Playing it long
Last Wednesday while Dominic Cummings’ testimony was dominating national attention, Localis convened a policy debate on what a long-term approach to the funding of local services might look like in the current context.
We assembled The MJ’s very own Michael Burton, Abdool Kara, executive leader, local services from the National Audit Office (NAO), Lancashire CC’s chief executive officer Angie Ridgwell and Grant Thornton partner Phillip Woolley to assess the landscape.
In lieu of a proper multi-year settlement, we have had consecutive, one-year stop-gap spending rounds – firstly as a pre-election statement from Sajid Javid in 2019 and then, when the pandemic disrupted any attempts at rational economic forecast, a second one-year settlement from his successor Rishi Sunak.
This seems understandable against the most recent set of public finance estimates for last year from the Office for National Statistics indicating total government borrowing of £300bn – the highest level since the end of World War Two and a £204bn increase in day-to-day Government spending taking levels to £942.7bn.
The expectation is that a comprehensive spending review will be on the cards this year, a fiscal event that would set government spending limits to the middle of the decade.
Local government has of course been calling for funding stability for time out of mind. But without an indication of the spending envelope, and with so many contingencies from COVID response still unaccounted for, it’s fair to say that we don’t have a reliable map and we’re not even sure of some of the terrain. So what are the options?
The NAO warned in March that 75% of councils face a COVID funding gap, some significantly, with more than a quarter facing overspend this year and the overwhelming majority set to reduce spending budgets in 2021-22. For Abdool Kara, the spending watchdog has long been on record that the Government needs a plan to secure financial sustainability for the sector and that financial certainty is a pre-requisite for recovery and attainment of value for money.
Since its landmark report into the financial sustainability of local authorities from 2018, key recommendations for reforming local authority funding assessments together with major initiatives the fair funding review and business rates reform have failed to be delivered.
The shift to short-term funding has weakened the local state’s ability to invest in preventative services, something that may be exacerbated by a funding landscape which will likely be scarred for years to come with the economic downturn leading to a growth in demand for welfare and care provision.
Any options for reform for business rates and council tax have to be the right ones and, although the ability to borrow from the Public Works Loan Board has been reined in, the ability of councils to generate income still exists.

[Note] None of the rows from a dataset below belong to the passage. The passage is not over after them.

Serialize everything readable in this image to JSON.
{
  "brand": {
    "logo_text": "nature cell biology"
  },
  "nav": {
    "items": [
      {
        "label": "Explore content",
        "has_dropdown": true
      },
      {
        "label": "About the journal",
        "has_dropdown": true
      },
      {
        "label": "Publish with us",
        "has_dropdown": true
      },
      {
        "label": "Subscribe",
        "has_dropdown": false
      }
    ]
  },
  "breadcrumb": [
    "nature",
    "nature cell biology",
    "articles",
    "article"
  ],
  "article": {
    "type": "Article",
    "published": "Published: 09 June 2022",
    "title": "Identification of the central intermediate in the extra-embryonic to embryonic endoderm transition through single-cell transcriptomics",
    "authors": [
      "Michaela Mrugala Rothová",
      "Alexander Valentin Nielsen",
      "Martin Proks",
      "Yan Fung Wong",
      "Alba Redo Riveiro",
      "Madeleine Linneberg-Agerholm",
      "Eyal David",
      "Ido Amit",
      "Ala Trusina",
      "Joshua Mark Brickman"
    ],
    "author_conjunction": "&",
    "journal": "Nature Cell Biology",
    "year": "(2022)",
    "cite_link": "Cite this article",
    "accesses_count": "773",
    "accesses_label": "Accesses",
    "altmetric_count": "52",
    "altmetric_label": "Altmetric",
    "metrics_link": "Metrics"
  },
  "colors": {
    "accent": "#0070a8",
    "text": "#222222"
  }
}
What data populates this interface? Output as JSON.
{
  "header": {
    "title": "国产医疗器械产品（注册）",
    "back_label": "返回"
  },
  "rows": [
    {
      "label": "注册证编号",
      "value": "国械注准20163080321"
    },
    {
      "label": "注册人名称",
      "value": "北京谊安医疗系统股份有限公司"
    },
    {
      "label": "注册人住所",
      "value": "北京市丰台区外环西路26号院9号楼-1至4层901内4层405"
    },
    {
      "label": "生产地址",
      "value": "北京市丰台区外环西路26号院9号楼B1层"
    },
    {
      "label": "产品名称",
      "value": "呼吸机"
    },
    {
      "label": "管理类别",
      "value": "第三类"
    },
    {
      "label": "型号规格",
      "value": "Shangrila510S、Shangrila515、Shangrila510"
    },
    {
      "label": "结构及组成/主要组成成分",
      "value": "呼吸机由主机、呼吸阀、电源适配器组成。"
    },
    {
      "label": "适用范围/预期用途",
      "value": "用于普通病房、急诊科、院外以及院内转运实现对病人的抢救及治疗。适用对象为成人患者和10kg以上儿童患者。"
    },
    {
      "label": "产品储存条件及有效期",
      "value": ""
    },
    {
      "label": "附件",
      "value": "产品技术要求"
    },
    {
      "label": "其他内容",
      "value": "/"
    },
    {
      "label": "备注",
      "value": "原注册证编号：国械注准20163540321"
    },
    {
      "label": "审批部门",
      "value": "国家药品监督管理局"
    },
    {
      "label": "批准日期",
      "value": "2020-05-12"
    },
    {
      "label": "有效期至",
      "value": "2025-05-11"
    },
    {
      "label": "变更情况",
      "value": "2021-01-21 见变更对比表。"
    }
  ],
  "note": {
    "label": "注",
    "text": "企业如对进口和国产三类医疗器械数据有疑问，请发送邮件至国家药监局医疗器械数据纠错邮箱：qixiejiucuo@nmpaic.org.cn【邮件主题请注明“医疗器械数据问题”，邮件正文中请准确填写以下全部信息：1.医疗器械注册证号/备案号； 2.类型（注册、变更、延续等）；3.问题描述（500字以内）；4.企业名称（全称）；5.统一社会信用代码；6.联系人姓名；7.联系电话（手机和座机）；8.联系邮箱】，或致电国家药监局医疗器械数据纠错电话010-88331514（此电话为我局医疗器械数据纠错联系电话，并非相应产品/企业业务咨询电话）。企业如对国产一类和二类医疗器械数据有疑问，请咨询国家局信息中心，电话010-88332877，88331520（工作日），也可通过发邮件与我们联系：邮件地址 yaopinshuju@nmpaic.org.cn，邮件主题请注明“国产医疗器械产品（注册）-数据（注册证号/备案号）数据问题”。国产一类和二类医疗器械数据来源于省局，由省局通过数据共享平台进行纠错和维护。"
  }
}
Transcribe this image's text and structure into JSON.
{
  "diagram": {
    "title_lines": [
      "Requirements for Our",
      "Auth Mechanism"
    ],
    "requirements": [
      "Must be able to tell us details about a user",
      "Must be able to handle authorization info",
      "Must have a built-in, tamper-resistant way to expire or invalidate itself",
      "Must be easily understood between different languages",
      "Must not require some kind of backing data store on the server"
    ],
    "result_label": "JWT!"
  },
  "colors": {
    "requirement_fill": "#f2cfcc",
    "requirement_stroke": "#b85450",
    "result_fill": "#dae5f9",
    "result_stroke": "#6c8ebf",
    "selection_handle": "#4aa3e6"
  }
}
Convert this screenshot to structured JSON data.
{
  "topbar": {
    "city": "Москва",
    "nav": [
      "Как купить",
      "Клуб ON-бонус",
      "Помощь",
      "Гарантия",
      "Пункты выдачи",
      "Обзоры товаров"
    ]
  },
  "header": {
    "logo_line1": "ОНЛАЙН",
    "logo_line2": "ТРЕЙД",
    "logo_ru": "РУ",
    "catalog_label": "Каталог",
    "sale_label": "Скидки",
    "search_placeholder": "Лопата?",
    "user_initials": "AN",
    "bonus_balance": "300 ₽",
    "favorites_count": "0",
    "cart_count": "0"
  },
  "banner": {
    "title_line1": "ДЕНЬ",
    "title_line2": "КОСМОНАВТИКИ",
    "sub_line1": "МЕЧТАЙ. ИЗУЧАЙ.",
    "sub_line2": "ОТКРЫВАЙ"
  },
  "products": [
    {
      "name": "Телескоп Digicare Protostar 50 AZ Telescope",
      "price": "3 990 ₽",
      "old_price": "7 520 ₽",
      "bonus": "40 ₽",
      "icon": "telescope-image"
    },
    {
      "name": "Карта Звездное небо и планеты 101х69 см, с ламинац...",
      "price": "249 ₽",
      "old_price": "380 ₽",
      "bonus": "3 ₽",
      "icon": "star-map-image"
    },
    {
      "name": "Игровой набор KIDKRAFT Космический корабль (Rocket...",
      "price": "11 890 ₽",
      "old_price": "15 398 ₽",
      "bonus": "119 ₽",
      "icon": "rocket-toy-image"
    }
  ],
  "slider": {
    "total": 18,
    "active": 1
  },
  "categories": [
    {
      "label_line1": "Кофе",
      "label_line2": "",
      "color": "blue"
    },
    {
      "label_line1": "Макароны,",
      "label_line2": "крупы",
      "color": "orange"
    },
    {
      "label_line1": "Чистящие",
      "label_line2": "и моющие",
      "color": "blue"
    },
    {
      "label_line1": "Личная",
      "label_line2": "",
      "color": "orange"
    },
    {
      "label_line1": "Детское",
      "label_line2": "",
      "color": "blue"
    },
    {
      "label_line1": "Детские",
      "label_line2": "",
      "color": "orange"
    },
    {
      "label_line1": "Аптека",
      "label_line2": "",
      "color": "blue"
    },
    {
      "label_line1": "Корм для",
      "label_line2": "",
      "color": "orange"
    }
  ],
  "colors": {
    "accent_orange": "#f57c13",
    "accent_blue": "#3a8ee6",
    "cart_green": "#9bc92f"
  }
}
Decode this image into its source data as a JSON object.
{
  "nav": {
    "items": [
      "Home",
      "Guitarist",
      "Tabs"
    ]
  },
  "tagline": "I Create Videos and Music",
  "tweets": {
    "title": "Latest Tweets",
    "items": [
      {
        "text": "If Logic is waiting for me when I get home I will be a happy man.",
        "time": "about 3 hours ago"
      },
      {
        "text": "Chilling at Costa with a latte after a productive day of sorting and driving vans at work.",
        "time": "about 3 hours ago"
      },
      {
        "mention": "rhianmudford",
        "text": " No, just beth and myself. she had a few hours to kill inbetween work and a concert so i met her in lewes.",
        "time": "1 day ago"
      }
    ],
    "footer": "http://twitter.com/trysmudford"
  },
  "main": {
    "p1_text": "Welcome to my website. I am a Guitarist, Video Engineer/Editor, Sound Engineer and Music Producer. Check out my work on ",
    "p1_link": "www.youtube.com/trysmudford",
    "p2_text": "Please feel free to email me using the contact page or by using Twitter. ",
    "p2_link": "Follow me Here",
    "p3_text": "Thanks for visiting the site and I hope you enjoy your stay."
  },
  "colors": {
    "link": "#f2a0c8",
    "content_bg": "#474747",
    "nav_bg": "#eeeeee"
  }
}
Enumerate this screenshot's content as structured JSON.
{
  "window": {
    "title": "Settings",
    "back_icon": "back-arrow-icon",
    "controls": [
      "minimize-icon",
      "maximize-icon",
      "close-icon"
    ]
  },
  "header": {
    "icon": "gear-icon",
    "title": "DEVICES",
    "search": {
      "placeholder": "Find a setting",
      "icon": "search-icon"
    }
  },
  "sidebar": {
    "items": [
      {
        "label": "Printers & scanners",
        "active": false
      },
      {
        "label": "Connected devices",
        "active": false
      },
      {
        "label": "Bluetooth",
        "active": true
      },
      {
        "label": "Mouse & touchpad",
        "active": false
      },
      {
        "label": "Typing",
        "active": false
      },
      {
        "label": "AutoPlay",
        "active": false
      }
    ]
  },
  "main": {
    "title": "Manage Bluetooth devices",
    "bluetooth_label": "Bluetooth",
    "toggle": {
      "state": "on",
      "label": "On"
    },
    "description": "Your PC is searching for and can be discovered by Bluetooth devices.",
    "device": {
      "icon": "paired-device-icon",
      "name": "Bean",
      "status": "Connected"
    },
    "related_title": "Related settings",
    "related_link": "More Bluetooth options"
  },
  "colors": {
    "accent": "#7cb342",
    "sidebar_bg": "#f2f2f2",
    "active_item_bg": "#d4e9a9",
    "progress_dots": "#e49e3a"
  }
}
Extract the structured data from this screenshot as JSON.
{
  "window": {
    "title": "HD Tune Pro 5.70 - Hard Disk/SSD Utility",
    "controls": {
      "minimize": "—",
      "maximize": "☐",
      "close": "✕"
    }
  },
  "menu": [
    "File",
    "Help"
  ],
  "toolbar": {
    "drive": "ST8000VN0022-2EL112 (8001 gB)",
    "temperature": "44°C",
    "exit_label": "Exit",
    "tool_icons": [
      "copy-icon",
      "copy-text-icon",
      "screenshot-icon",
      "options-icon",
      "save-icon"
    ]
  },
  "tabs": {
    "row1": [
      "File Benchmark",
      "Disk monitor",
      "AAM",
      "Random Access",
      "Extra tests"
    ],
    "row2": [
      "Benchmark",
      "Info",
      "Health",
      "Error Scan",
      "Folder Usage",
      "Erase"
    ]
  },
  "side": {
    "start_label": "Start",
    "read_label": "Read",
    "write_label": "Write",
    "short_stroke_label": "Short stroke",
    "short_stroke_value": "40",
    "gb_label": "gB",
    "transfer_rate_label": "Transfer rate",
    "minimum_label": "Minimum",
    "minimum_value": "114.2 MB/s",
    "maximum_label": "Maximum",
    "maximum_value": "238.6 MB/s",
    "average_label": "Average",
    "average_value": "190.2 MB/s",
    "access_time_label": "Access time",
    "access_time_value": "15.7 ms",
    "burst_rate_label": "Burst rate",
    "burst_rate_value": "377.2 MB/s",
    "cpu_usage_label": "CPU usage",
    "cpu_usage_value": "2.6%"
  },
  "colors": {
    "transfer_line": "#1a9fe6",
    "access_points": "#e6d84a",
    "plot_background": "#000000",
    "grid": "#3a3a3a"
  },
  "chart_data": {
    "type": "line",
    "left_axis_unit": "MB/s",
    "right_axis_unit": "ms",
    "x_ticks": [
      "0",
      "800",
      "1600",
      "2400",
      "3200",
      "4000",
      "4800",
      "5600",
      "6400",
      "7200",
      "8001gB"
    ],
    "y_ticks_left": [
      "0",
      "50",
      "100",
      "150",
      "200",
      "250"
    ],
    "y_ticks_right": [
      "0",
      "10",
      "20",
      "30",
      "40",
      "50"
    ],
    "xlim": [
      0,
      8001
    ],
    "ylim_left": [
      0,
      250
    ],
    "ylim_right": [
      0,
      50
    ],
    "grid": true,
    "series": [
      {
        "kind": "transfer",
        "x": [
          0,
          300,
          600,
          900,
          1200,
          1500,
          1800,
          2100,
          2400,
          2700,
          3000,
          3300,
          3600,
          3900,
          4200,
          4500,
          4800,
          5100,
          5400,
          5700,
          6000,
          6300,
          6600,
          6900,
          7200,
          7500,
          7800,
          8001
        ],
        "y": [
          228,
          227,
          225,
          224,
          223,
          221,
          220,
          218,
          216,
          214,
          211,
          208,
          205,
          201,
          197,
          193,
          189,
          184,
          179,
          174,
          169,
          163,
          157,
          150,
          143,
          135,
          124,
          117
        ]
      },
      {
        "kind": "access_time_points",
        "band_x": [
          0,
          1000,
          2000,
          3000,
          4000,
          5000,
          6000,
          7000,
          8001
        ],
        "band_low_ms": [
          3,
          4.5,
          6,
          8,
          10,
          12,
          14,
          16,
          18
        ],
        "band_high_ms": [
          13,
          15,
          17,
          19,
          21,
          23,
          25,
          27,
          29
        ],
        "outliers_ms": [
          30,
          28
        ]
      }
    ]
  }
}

On the basis that funding should follow the function of local government, the trajectory towards a narrow core offer as social care swallows up an increasing share of local government spend demands – in the absence of clear policy direction from central government or set expression from local communities – either continued drift, with all that entails, or a reset.
For Michael Burton, having mastered the brief with his books on the politics of austerity, the popular acceptance of fiscal consolidation from the coalition years is no longer tenable. The key challenge for the Treasury will be to manage public finances while making unpopular spending cuts. How this fits in to the agenda for levelling up – where specific cash pots are now being targeted at areas of local spend that were subject to austerity finances following the 2010 Spending Review – remains to be seen.
In the view of Angie Ridgwell, there are some key elements local government can take responsibility for. These include strategic thinking of the whole system despite a Whitehall system that is transfixed on immediate impact and cashable savings and the pull of transactional, deal-driven decision-making in the run up to the next General Election.
To her mind, there is a need for pragmatism on the basis radical change is unlikely and it is the sector’s task to plot out a path towards reform, making the case for a fundamental review of local government’s purpose and resourcing, questioning the property based funding-system and giving agency to local people.
In navigating local authority finances through the immediate years, and despite reported underspends among some councils and a feeling the last financial year was not as bad as first feared, the forecasts nevertheless remain bleak, according to Phillip Woolley. Best case scenarios for 2022-23 post a £1.4bn funding gap and reasonable worst case indicates a revenue and expenditure differential of £2.5bn.
Future risks to financing include the unknown impact of ‘long COVID’ on social care funding costs, rising inflationary pressures and the recent culture of emergency spending and significant pressure on local authority trading companies. Robust financial management and planning will be more critical than ever.
Jonathan Werran is chief executive, Localis
This article first appeared in The MJ on 2 June 2021